Writing an original spec script requires a solid understanding of pilot script structure. The good news is you have an excuse to watch TV rather than write. The bad news is your thumb is will get tired from hitting the play/pause space bar so many times.  Once you know what sub-genre you are writing in, you can put your researcher hat on and really geek out with the spreadsheets. The real secret to studying structure, whether for an original pilot or a non-original spec script of an existing show,) is to methodically figure out what is happening scene by scene. In this case, take three or more pilots of the shows most relevant to your own and break them down. It’s tediously slow work but it’s the best way to absorb the structure and pacing that you are aiming for. You want your script to FEEL like it belongs on TV. This is how you do that.

There are four steps to creating a script study breakdown:
  1. Pick the right show to analyze.
  2. Find a .pdf of the script.
  3. Design your spreadsheet.
  4. Study the episode scene by scene.
Pick The Right Shows

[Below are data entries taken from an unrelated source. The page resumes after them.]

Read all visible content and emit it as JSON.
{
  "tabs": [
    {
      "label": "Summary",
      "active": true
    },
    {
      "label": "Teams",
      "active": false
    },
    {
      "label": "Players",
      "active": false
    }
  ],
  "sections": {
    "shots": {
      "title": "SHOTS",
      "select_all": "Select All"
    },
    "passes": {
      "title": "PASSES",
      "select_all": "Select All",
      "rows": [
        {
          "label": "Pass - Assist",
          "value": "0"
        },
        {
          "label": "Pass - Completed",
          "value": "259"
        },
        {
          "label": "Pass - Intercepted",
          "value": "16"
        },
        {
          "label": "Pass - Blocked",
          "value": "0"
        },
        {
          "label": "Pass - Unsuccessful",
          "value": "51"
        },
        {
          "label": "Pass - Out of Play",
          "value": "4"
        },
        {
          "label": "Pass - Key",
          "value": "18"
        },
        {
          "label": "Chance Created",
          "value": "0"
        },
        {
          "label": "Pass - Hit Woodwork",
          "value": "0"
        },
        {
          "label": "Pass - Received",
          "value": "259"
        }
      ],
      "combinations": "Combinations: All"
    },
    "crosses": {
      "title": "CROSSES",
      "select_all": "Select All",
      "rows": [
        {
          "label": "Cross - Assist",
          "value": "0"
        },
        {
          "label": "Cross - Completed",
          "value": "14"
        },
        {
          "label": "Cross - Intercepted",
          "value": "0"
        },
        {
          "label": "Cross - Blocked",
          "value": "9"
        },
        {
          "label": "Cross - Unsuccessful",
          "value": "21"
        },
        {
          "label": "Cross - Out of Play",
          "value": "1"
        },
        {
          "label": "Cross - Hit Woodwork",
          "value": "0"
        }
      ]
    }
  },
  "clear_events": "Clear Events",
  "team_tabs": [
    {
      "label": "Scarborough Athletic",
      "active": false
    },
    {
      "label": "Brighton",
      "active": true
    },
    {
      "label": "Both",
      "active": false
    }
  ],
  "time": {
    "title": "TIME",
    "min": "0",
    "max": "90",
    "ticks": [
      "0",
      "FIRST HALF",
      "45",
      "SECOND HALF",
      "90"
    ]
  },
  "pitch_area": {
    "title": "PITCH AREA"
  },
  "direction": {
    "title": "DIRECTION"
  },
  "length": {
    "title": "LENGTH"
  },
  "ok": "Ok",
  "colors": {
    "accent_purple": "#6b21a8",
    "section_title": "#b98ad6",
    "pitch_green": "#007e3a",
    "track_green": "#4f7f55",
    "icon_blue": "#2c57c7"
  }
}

Every type of show has unspoken rules of pace and expectation. A medical procedural traditionally introduces a protagonist differently than a serialized crime thriller or a workplace sitcom. While you might be tempted to break these rules to get noticed, that’s a high-risk game. If you are trying to build a portfolio that gets you into a room, your job with writing an original spec pilot is to show that you understand the conventions of your genre and you are able to deliver the “promise of the premise” in a fresh and entertaining way.

Pick three (or more) successful shows that best represent the genre your script belongs in. Warning: If you aren’t sure what genre your script belongs it, prepare to confuse the people you most want to impress.

Get .pdf copies Of The Scripts.

Find a .pdf of the script online if you can. The TV Calling Script Library is a great place to start your search. If you dare to use up the printer paper, you might want to print the script out for easy reference. Give the script a read and pay attention to the placement of act breaks, the length of the scenes and the style and depth of descriptions and slug lines. If you can’t find a .pdf copy of the script you can skip this step. Most of the meat of this exercise comes from watching rather than reading.

Design Your Spreadsheet.

Make a chart template. Using one row per scene works well. Along the top, label your columns. I recommend the following column headings:

Scene number/ Time/ Story Line (A/B etc)/ Plot Point (What happens) / Structure and Function / Physical Action  / Reveal of Character / Emotion Evoked

Study The Shows Scene by Scene

This is most easily done watching on a computer where you can have one window for video and another for the spreadsheet. It is a very slow process but the best way to absorb the structure and pacing of your chosen genre.

The first line of my breakdown of the pilot for Killing Eve looks like this:

TC Sc# Story Line Scene Description, Plot Point Scene Structure/Function Physical Action/Setting Reveal of character Audience Emotion
00.05 1 B Vilanelle is jealous of a little girl’s dismissal of her and the girl’s attraction to the ice-cream seller. V tries to imitate the man’s charming smile. She tips the girl’s ice cream into her lap as she walks out. Title: Vienna Set tone. Surprise viewer. Intro Vilanelle. Sitting, then exit  Eve is stylish but obviously not normal.  She is unpredictable and easily angered and perhaps ruthless. Tone feels like an Int’l spy thriller. Settling in for intrigue – then surprised. Amused and unsettled.

You might have to watch the episode a few times to fully fill in each section. You will get a little faster each time you do this, and it will train you to notice plot and structure attributes more acutely as you watch television in general. As your library of episode breakdown sheets grows, you will notice similarities and differences between shows of the same genres. These are clues that can help you to achieve the tone and pacing you are aiming for in your own work.  I guarantee that if you do the work, you will have a much firmer grasp of where your own outline needs tightening and tweaking.

Play: Writing Your Original Spec Script Part 1

Theme: Writing Your Original Spec Script Part 2

Break and Vomit: Writing Your Original Spec Script Part 4

Rewrite: Writing Your Original Spec Script Part 5